One of the reasons why Isabel Diaz Ayuso triumphed in Madrid was because she refused to close the bars and restaurants, like the rest of the country. The number of coronavirus cases increased in the Spanish capital, higher than the national average, but Ayuso stood firm. She was not closing.

Bars and restaurants in Madrid continue to enjoy good takings and tourists flocked to the Spanish capital from France and from across the country. She was widely criticised for the move but in the end she won at the ballot box. Ayuso, is a member of the Partido Popular, a right wing political group whose fortunes have nose-dived over recent years.

For years they ruled Spain and the Balearics but they were dogged by a whole series of corruption scandals and their popularity fell as a direct result. The Partido Popular now believe that they are back on track after Ayuso’s success. I don’t so, Ayuso could be just an isolated case in which a politician stood firm against the coronavirus restrictions and won the support of the people of Madrid.

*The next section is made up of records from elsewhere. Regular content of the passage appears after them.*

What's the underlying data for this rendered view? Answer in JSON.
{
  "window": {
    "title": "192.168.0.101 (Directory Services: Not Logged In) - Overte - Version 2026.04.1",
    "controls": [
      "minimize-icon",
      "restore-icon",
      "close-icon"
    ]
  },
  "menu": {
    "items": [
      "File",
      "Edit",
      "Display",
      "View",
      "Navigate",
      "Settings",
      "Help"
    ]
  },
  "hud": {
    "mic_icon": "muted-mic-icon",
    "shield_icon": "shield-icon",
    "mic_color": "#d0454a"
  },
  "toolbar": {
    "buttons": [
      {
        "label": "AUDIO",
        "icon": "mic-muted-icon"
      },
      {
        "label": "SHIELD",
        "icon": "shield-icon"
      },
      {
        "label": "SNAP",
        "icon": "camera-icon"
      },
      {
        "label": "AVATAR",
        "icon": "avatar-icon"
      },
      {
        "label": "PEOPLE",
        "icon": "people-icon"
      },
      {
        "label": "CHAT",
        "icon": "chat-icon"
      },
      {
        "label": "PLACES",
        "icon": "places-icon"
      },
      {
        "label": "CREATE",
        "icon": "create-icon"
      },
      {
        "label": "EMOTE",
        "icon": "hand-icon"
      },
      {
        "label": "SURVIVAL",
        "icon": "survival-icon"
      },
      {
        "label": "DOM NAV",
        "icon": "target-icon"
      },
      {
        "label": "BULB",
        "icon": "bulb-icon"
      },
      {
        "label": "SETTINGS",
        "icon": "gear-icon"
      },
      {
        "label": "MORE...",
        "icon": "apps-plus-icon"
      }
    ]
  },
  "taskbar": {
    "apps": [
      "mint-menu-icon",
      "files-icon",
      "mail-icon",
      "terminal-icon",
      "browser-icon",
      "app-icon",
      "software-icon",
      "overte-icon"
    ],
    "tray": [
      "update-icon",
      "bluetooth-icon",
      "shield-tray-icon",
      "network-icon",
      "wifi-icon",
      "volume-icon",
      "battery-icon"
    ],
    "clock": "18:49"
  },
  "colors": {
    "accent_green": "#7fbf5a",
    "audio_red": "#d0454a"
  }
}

I don’t think people associate Ayuso with the Partido Popular, rather her attitude towards the coronavirus. But I do think that the elections in Madrid are a watershed; it could mean that Spain is back to two party politics; the Partido Popular and the Spanish Socialist Party (PSOE). Newcomers Podemos have been hit by their founder, Pable Iglesias, stepping down and Ciudadanos have just disappeared from the political map.